The Ministry of Health has rolled out the free vaccination of cervical Cancer into the routine immunization schedule. Rolling out the new vaccine at an official launch at Bwera Secondary School in Kasese district today, the Minister of Health, Hon. Dr. Elioda Tumwesigye, said this is part of the country’s efforts towards the prevention of cancer of the cervix that has caused great suffering and loss of lives of many women in Uganda and across the world. Cervical Cancer is one of the leading causes of cancer deaths among women in developing countries and Uganda is no exception.

Tumwesigye said that although Cervical Cancer is a preventable disease, it still affects an estimated 490,000 (nearly half a million) women each year and causes more than 270,000 deaths globally. “It is unfortunate that about 85% of the women dying from cervical cancer reside in developing countries. In Uganda, cervical cancer accounts for 80% of all female cancers and 40% of all cancers in Kampala’s cancer registry;” he said while addressing a crowd that turned up to witness the launch.
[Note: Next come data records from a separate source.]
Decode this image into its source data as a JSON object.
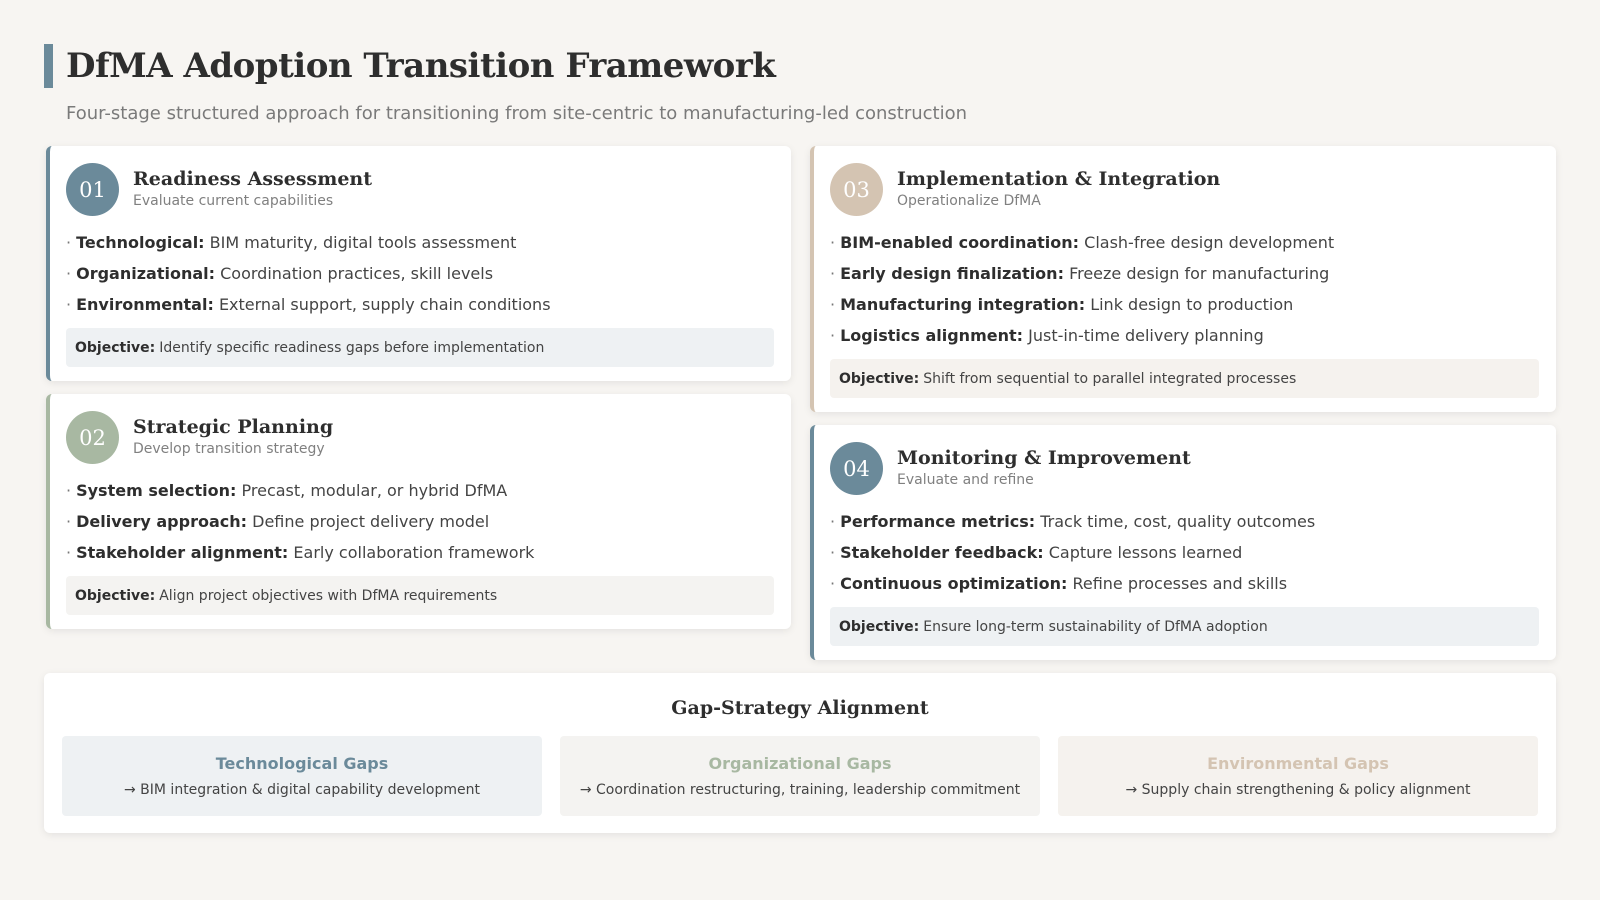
{
  "header": {
    "title": "DfMA Adoption Transition Framework",
    "subtitle": "Four-stage structured approach for transitioning from site-centric to manufacturing-led construction"
  },
  "colors": {
    "accent_blue": "#6b8a9a",
    "accent_sage": "#a8b8a2",
    "accent_tan": "#d4c4b2"
  },
  "stages": [
    {
      "number": "01",
      "title": "Readiness Assessment",
      "subtitle": "Evaluate current capabilities",
      "bullets": [
        {
          "label": "Technological:",
          "text": "BIM maturity, digital tools assessment"
        },
        {
          "label": "Organizational:",
          "text": "Coordination practices, skill levels"
        },
        {
          "label": "Environmental:",
          "text": "External support, supply chain conditions"
        }
      ],
      "objective_label": "Objective:",
      "objective": "Identify specific readiness gaps before implementation"
    },
    {
      "number": "02",
      "title": "Strategic Planning",
      "subtitle": "Develop transition strategy",
      "bullets": [
        {
          "label": "System selection:",
          "text": "Precast, modular, or hybrid DfMA"
        },
        {
          "label": "Delivery approach:",
          "text": "Define project delivery model"
        },
        {
          "label": "Stakeholder alignment:",
          "text": "Early collaboration framework"
        }
      ],
      "objective_label": "Objective:",
      "objective": "Align project objectives with DfMA requirements"
    },
    {
      "number": "03",
      "title": "Implementation & Integration",
      "subtitle": "Operationalize DfMA",
      "bullets": [
        {
          "label": "BIM-enabled coordination:",
          "text": "Clash-free design development"
        },
        {
          "label": "Early design finalization:",
          "text": "Freeze design for manufacturing"
        },
        {
          "label": "Manufacturing integration:",
          "text": "Link design to production"
        },
        {
          "label": "Logistics alignment:",
          "text": "Just-in-time delivery planning"
        }
      ],
      "objective_label": "Objective:",
      "objective": "Shift from sequential to parallel integrated processes"
    },
    {
      "number": "04",
      "title": "Monitoring & Improvement",
      "subtitle": "Evaluate and refine",
      "bullets": [
        {
          "label": "Performance metrics:",
          "text": "Track time, cost, quality outcomes"
        },
        {
          "label": "Stakeholder feedback:",
          "text": "Capture lessons learned"
        },
        {
          "label": "Continuous optimization:",
          "text": "Refine processes and skills"
        }
      ],
      "objective_label": "Objective:",
      "objective": "Ensure long-term sustainability of DfMA adoption"
    }
  ],
  "alignment": {
    "title": "Gap-Strategy Alignment",
    "gaps": [
      {
        "name": "Technological Gaps",
        "desc": "→ BIM integration & digital capability development"
      },
      {
        "name": "Organizational Gaps",
        "desc": "→ Coordination restructuring, training, leadership commitment"
      },
      {
        "name": "Environmental Gaps",
        "desc": "→ Supply chain strengthening & policy alignment"
      }
    ]
  }
}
Cervical cancer is caused by the Human Papilloma Virus that is spread through sexual contact. The main risk factors for the disease include an early age at first sexual intercourse, multiple sexual partners or having a partner who has multiple sexual partners, presence of other sexually transmitted infections, a weakened or impaired body immune system and smoking or inhalation of secondary smoke. Cervical cancer progresses slowly and can take up to 15-20 years from time of infection to manifestation and death. He said the primary prevention mechanism for cervical cancer is vaccination with two doses of Human Papilloma Virus (HPV) vaccine given at a 6 months interval to young girls.
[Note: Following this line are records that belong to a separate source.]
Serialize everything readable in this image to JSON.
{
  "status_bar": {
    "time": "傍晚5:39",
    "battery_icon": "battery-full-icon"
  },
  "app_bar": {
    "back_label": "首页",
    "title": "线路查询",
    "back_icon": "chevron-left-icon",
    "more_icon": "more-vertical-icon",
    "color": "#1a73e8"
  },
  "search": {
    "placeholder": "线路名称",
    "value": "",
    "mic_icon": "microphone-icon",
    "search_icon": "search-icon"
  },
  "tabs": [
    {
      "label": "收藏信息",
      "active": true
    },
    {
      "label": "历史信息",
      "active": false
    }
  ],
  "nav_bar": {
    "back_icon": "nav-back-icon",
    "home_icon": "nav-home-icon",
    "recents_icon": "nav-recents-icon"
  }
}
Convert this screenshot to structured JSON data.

The World Health Organisation Country Representative Dr. Andrew Bakainaga, said the vaccine has been scientifically tested and found to be both safe and efficacious and is recommended by the World Health Organization.
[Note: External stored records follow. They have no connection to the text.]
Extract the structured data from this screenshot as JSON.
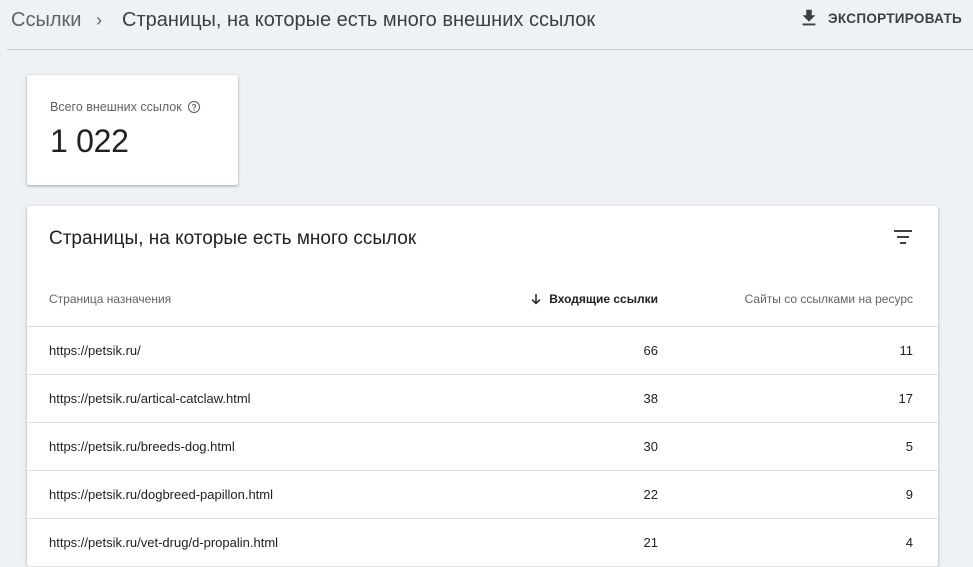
{
  "header": {
    "breadcrumb_root": "Ссылки",
    "breadcrumb_separator": "›",
    "page_title": "Страницы, на которые есть много внешних ссылок",
    "export_label": "ЭКСПОРТИРОВАТЬ"
  },
  "summary": {
    "label": "Всего внешних ссылок",
    "value": "1 022"
  },
  "table": {
    "title": "Страницы, на которые есть много ссылок",
    "columns": {
      "page": "Страница назначения",
      "incoming": "Входящие ссылки",
      "sites": "Сайты со ссылками на ресурс"
    },
    "rows": [
      {
        "url": "https://petsik.ru/",
        "incoming": "66",
        "sites": "11"
      },
      {
        "url": "https://petsik.ru/artical-catclaw.html",
        "incoming": "38",
        "sites": "17"
      },
      {
        "url": "https://petsik.ru/breeds-dog.html",
        "incoming": "30",
        "sites": "5"
      },
      {
        "url": "https://petsik.ru/dogbreed-papillon.html",
        "incoming": "22",
        "sites": "9"
      },
      {
        "url": "https://petsik.ru/vet-drug/d-propalin.html",
        "incoming": "21",
        "sites": "4"
      }
    ]
  },
  "icons": {
    "export": "download-icon",
    "help": "help-circle-icon",
    "filter": "filter-icon",
    "sort": "arrow-down-icon"
  }
}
The Director General of Health Services, Dr. Jane Ruth Aceng, said the cost of the vaccine and logistics is 3.991M USD in addition. “The operational costs for providing the vaccine to all targeted population is 1.337M USD,” she said.

The World Health Organization recommends that the vaccine is offered to young girls aged between 9 and 13 years both in and out of school and ideally females should get the vaccine before they become sexually active and exposed to the Human Papilloma Virus infection. This will protect them in the future. In Uganda, we shall apply WHO’s recommendation that each country should identify a suitable cohort to begin with. Therefore, based on Uganda’s experience from the HPV demonstration project, the vaccination will target girls 10 years old both in and out of school.

Tumwesige said the final roll out of the vaccine is a result of a long journey that was characterized by technical and operational simulation processes to prepare the country for its introduction. “In 2008, we carried out a demonstration project for HPV in Nakasongola and Ibanda districts with impressive results. Later on in 2012, we piloted in twelve additional districts to make a total of fourteen, which have since then been implementing the HPV vaccination program. All these processes were to generate evidence to inform the method of administration of the vaccine to our young girls,” he said.

This vaccine will be effectively administered through both static and outreach immunization sessions conducted by health workers. Health facilities have mapped out schools within their catchment areas to be served through either a static or outreach site.

Rolling out the vaccine has been supported by partners such as; the Global Alliance for Vaccines and Immunization (GAVI), World Health Organization, UNICEF, MSD and PATH.


Source:  http://health.go.ug/content/government-rolls-out-free-nationwide-vaccination-cervical-cance